Published January 1992
by Phi Delta Kappa Intl Inc .
Written in English
|Series||Fastback Series, No 340|
|The Physical Object|
ISBN: OCLC Number: Description: 43 pages: illustrations, portraits ; 18 cm. Contents: Barriers to language acquisition: The reductionist barrier ; The cultural difference barrier ; The barrier of inadequate communication by adults --What language minority students need: Reading needs ; Writing needs --What teachers can do: The Whole-Language . A Co-Publication of Lawrence Erlbaum Associates, Inc. and The International Reading Association. This book is a shorter version of the full volume Developing Literacy in Second-Language Learners reporting the findings of the National Literacy Panel on Language-Minority Children and Youth. The Panel – a distinguished group of expert researchers in reading, language, bilingualism, research /5(4). When the only books children can access are in a language their parents do not speak, they miss out on the benefits of shared reading. When they only see other people in books -- other cultures, traditions, and languages -- we tell them their culture is not important or their language is not worthy of being in print. Buy Developing reading and writing in second-language learners: Lessons from the Report of the National Literacy Panel on Language-minority Children and Youth 1 by August, Diance (ISBN: ) from Amazon's Book Store. Everyday low prices and free delivery on Reviews: 2.
Nonetheless, some children, in particular children from poor, minority, or non-English-speaking families and children who have innate predispositions for reading difficulties, need the support of high-quality preschool and school environments and of excellent primary instruction to be sure of reading success. Children's writing in ESL: What we've learned, what we're learning. In P. Rigg and D.S. Enright (Eds.), "Children and ESL: Integrating perspectives." Washington, DC: Teachers of English to Speakers of Other Languages. Hudelson, S. (). The role of native language literacy in the education of language minority children. "Language Arts," But when the Cooperative Children’s Book Center at the University of Wisconsin-Madison looked at 3, children’s books published in the United States last year, it found that only 14 percent. from those of mainstream-culture children. As we get to know our language minority students through daily conversations, their experiences can become a wealth of subject matter for daily writing and can be related to the leveled books they are reading. So in Reading Recovery, we would do well to never be persuaded that a particular child will.
language-minority students’ language proﬁ-ciency and to make placement and reclassiﬁ-cation decisions are inadequate in most respects And students who are not proﬁcient in four essential domains—listening, speaking, reading, and writing—but are no longer classiﬁed as LEP continue to struggle with reading and academic coursework.
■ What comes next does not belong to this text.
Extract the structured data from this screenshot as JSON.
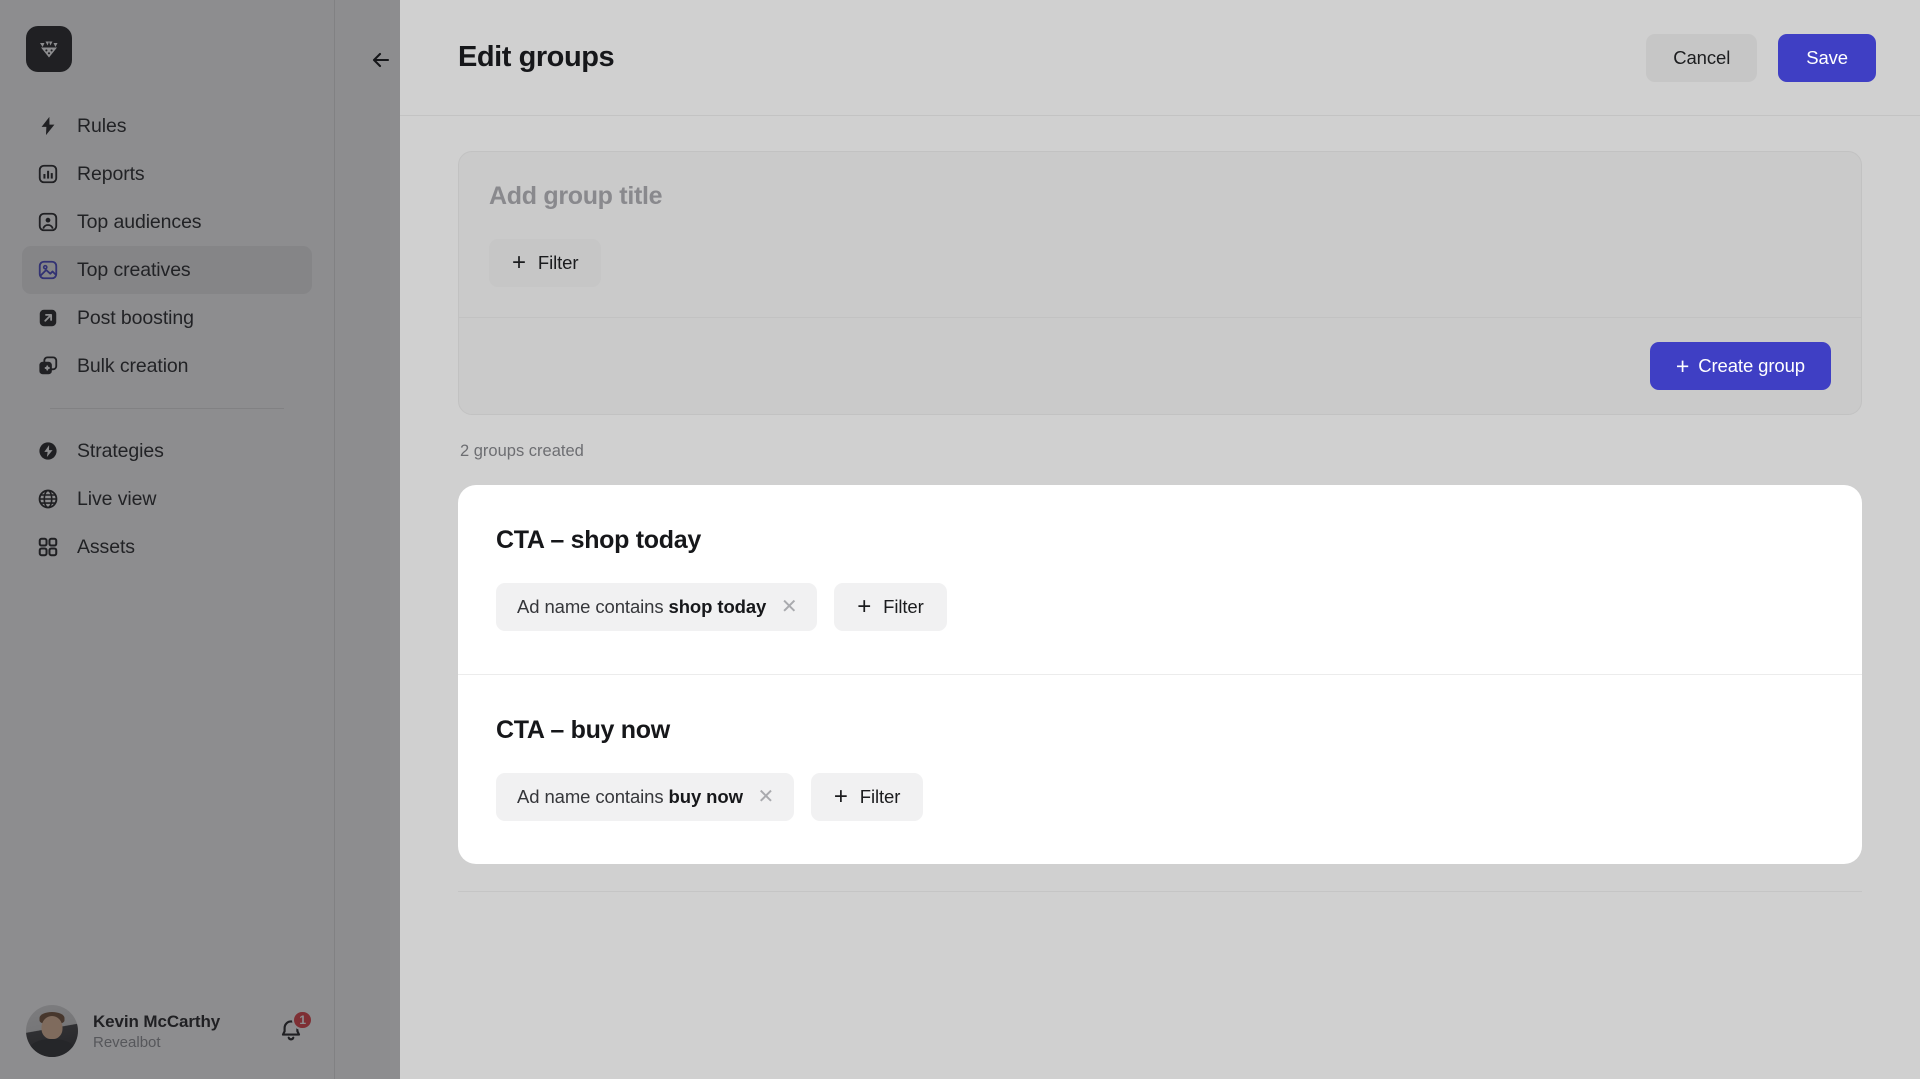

In book: Second Language Writing Systems. bHickey (, b among children in mainstream primary schools, Promoting reading in a minority language. Tina M. Hickey; View project. Every year the Cooperative Children’s Book Center (CCBC), housed in the School of Education at the University of Wisconsin-Madison, reports the number of multicultural titles in print. In comparison to titles deemed as “mainstream” or “popular,” the number of published multicultural titles by and about people of color remains low. In addition, Ernst-Slavit and Mulhern () found that the presence of books in the classroom in children's L1 conveys a clear message to the children about the value ascribed to minority.